Snapdeal’s founders did not mince words in the email to their employees. At certain places in the note, the message is excruciatingly honest.
What is scary is that many of the admissions that the duo makes could apply to any of Snapdeal’s peers and even some non-e-commerce startups in India:
“A large amount of capital with ambition can be a potent mix that drives a company to defocus from its core. We feel that happened to us. We started doing too many things.”
This ”potent mix” of ambition and funds was pretty much the cornerstone of Indian e-commerce in the last 5-7 years. Online retail has been the most-funded segment in India’s startup space. Snapdeal alone has raised a total of $1.6 billion, according to online startup database CrunchBase. Its larger rival, Flipkart, raised $3.15 billion.
Such was the high of greenbacks that in 2013, Sachin Bansal, a co-founder and then CEO of Flipkart, admitted that he did not aspire to build “a small profitable company” when the market opportunity is so huge.
In retrospect, they all bit off far more than they could chew. The last one year has been payback time.
For example, in 2011, Snapdeal acquired customer-to-customer marketplace Shopo and then committed a $100 million investment into the business in 2015, before shutting it down earlier this month. In December 2016, after running it for four years, Flipkart discontinued DigiFlip, which used to sell computer and camera accessories. Earlier this month, Flipkart’s logistics arm Ekart discontinued two of its services—consumer-to-consumer courier and hyperlocal delivery.
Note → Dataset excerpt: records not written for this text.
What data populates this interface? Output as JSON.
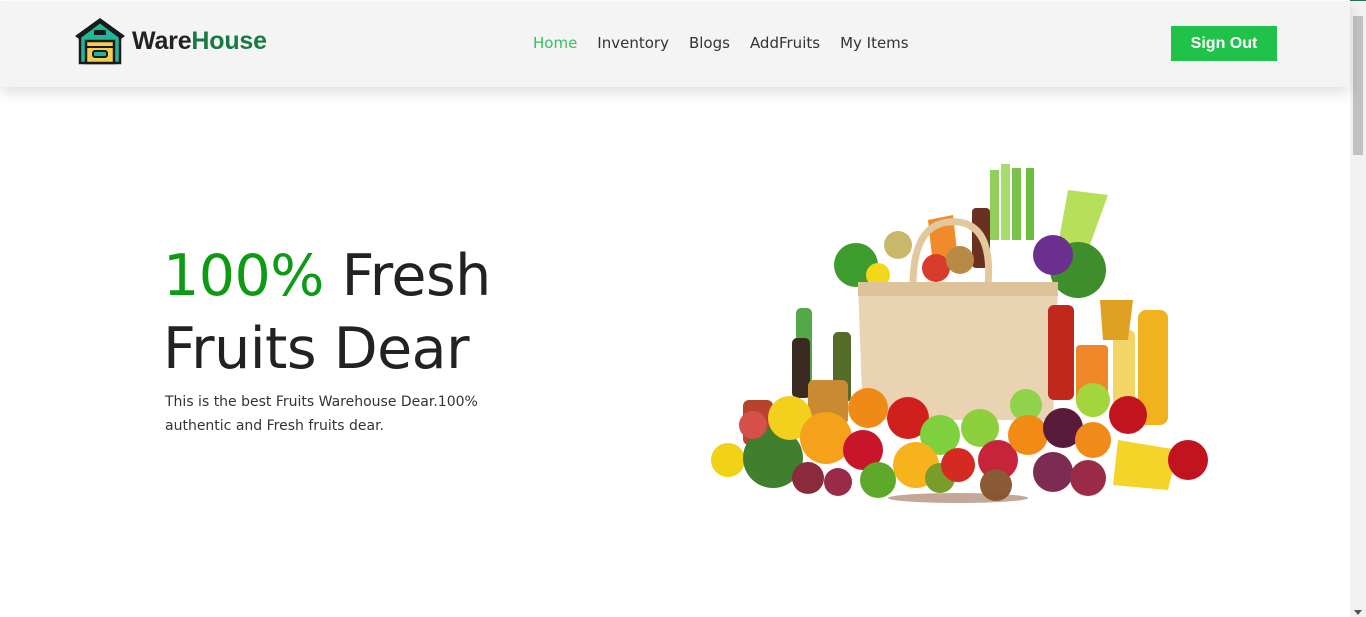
{
  "brand": {
    "part1": "Ware",
    "part2": "House",
    "icon": "warehouse-icon"
  },
  "nav": {
    "items": [
      {
        "label": "Home",
        "active": true
      },
      {
        "label": "Inventory",
        "active": false
      },
      {
        "label": "Blogs",
        "active": false
      },
      {
        "label": "AddFruits",
        "active": false
      },
      {
        "label": "My Items",
        "active": false
      }
    ],
    "signout_label": "Sign Out"
  },
  "hero": {
    "highlight": "100%",
    "title_rest_line1": " Fresh",
    "title_line2": "Fruits Dear",
    "description": "This is the best Fruits Warehouse Dear.100% authentic and Fresh fruits dear.",
    "image": "grocery-bag-fruits-vegetables"
  },
  "colors": {
    "brand_green": "#187a43",
    "accent_green": "#0e9b14",
    "button_green": "#21c24a",
    "active_link": "#32c35a"
  }
}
“As part of our overall path to profitability plan that is currently in full swing, we will be reorganising the company into a lean, focused, and entrepreneurial one… Sadly, we will also be saying really painful goodbyes to some of our colleagues in this process.”
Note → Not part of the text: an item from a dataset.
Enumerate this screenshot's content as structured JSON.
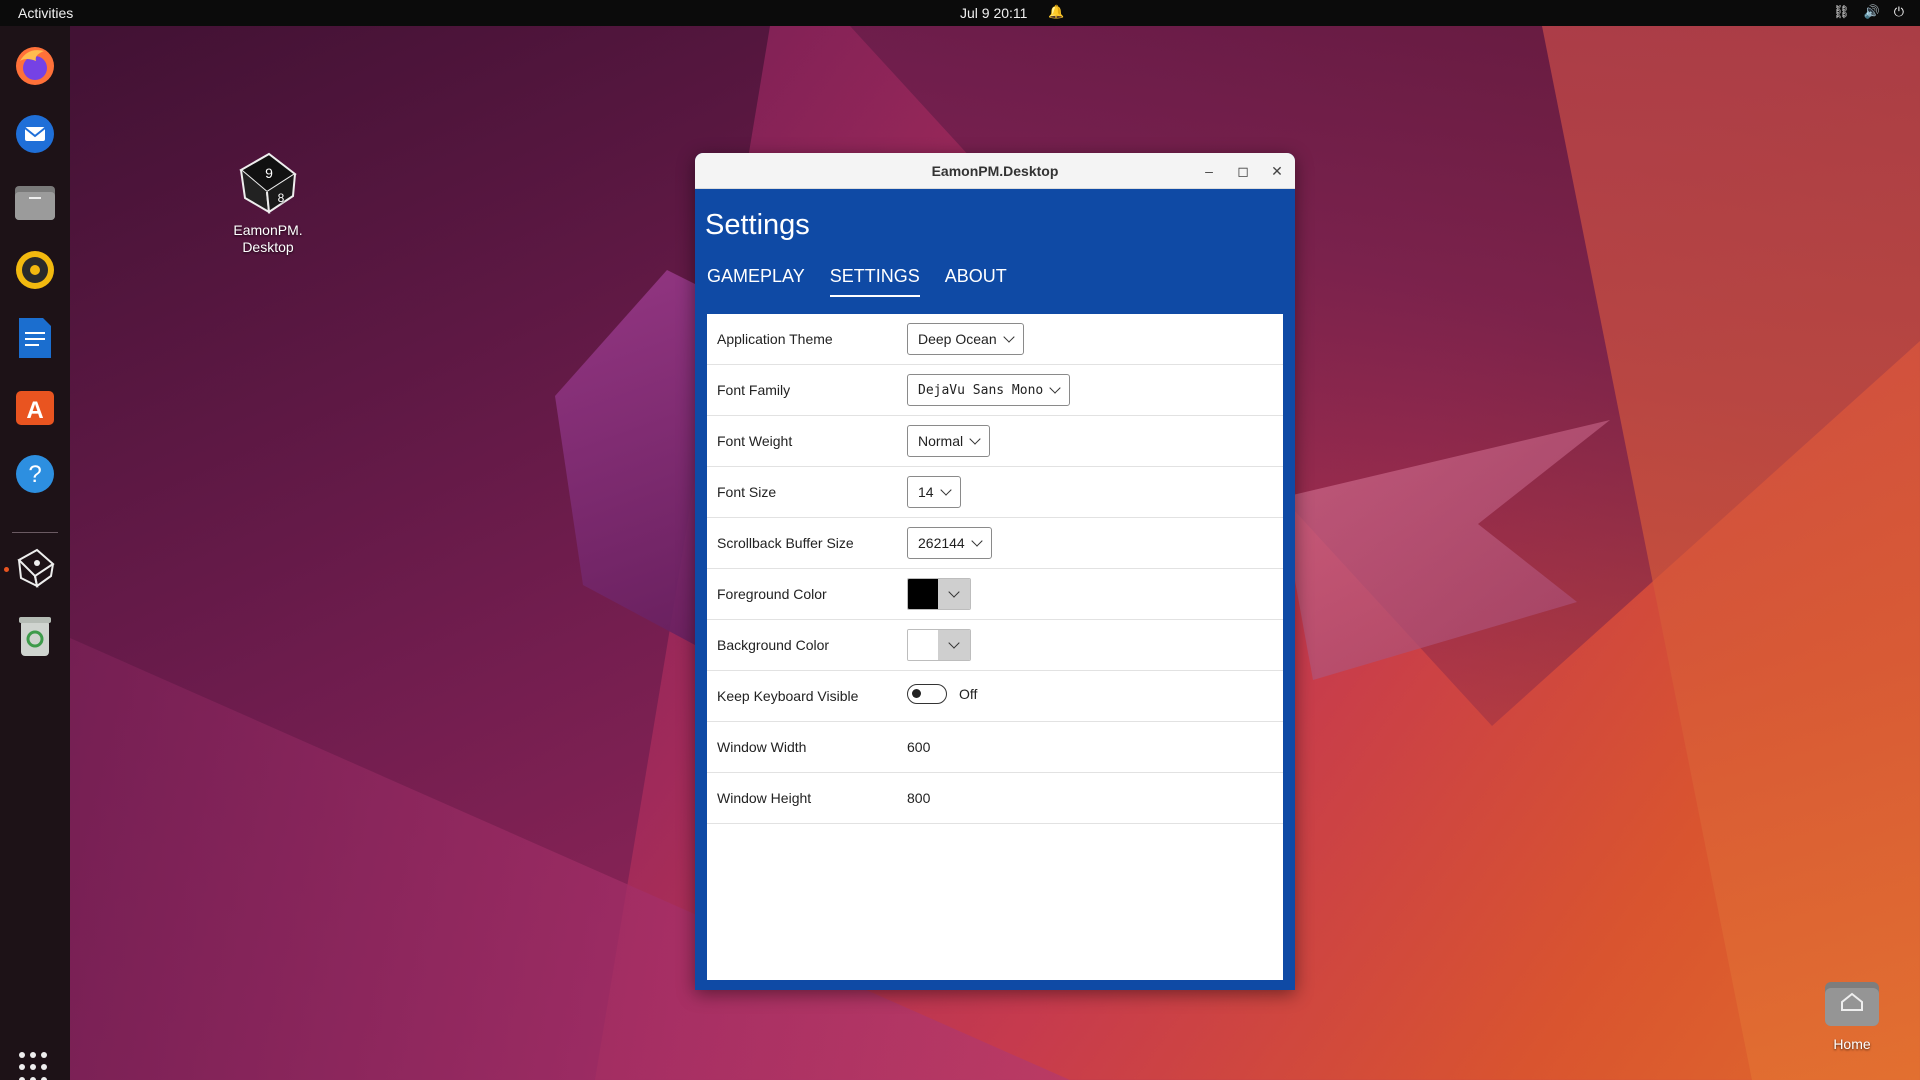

This is certainly not the first round of downsizing Indian startups will have witnessed.
Flushed with funds, in 2014-15, Indian startups recklessly hired employees, often at inflated salaries. But as venture capital funding slowed down, pink slips have lately been flying thick and fast. Some of the most prominent names—Flipkart, Zomato, Housing.com, and TinyOwl—have let go of employees. And the bloodbath is unlikely to stop anytime soon.
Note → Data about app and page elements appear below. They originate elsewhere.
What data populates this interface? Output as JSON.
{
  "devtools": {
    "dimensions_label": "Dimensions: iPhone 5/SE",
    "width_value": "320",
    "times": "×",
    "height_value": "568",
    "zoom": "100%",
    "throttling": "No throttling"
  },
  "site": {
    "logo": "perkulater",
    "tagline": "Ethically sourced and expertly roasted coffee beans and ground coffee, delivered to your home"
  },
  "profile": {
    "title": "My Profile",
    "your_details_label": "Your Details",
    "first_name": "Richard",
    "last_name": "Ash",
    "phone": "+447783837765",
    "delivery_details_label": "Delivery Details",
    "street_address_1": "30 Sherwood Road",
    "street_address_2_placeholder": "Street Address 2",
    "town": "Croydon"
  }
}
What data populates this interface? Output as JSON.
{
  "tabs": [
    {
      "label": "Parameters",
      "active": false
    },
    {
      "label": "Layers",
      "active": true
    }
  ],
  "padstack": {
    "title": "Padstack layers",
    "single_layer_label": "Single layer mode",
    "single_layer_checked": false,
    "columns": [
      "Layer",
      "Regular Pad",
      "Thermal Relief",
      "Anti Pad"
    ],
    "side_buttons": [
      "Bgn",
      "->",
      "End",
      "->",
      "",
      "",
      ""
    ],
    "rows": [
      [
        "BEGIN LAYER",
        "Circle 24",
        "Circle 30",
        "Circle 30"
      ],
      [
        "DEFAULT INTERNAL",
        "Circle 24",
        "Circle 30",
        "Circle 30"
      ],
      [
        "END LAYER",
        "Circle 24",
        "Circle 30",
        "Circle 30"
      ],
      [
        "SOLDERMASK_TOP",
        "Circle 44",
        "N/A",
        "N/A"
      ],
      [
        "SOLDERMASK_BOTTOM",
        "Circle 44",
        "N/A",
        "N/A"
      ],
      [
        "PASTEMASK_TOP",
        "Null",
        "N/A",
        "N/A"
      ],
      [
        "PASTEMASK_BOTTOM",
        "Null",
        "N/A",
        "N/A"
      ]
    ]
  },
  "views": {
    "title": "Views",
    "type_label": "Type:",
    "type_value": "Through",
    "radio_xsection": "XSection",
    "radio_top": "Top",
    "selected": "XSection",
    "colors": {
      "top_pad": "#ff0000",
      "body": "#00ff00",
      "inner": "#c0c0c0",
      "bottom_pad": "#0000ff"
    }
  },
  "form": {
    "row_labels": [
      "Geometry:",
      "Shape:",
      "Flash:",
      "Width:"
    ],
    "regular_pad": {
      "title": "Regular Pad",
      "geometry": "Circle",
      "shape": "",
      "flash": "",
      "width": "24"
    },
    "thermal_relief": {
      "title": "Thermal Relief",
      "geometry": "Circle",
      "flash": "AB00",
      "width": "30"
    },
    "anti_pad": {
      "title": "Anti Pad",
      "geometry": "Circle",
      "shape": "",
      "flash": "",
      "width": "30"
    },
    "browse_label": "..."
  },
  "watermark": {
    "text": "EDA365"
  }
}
“I believe other startups will follow suit and by March more layoffs will be announced in other firms. There isn’t any choice. Companies will have to ‘right size’ themselves,” said Sanchit Vir Gogia, chief analyst at advisory firm Greyhound Research.
“Let’s remember—GMV is vanity, Profit is sanity.”
This was perhaps the most ironic statement in the Snapdeal founders’ email, considering that till around two years ago, the sector they operated in mocked the mere mention of the word profits.
All that mattered was gross merchandise value—the total value of goods sold on a marketplace—valuation, and funding. There were claims that profitability was just a “strategic decision” and could be achieved “today” if they wanted.
“Profitability is not a focus area… We can stop investing in one area and start making profits; it’s definitely possible. But we don’t want to remain as a small profitable company. That is certainly not what we are aspiring for when the market opportunity is so huge. If one wants to focus making profits quickly, then e-commerce is not the place for him,” Flipkart’s Bahl said in a 2013 interview.
In 2015, Snapdeal’s Bahl said that his company is focused on investments to build a suitable ecosystem and will turn profitable when the time is right.
Birds of a feather
Following the founders’ email, Snapdeal is being widely criticised for the lack of focus on profits, extravagant spending on advertising and rebranding, and over-hiring.
But widening losses and piddly revenues are common across large and small Indian e-commerce companies:
For several years now, advertising blitzkriegs have been the norm, especially during the festive season.
The trend did not reverse even when funding was drying up. In 2016, online retailers spent Rs7,252 crore on television and radio advertising, 26% higher than a year ago.
But the gala has ended and the lights are going out finally. And now that Snapdeal is sinking, what are the chances that the lifebuoys are being brought out in other companies, too?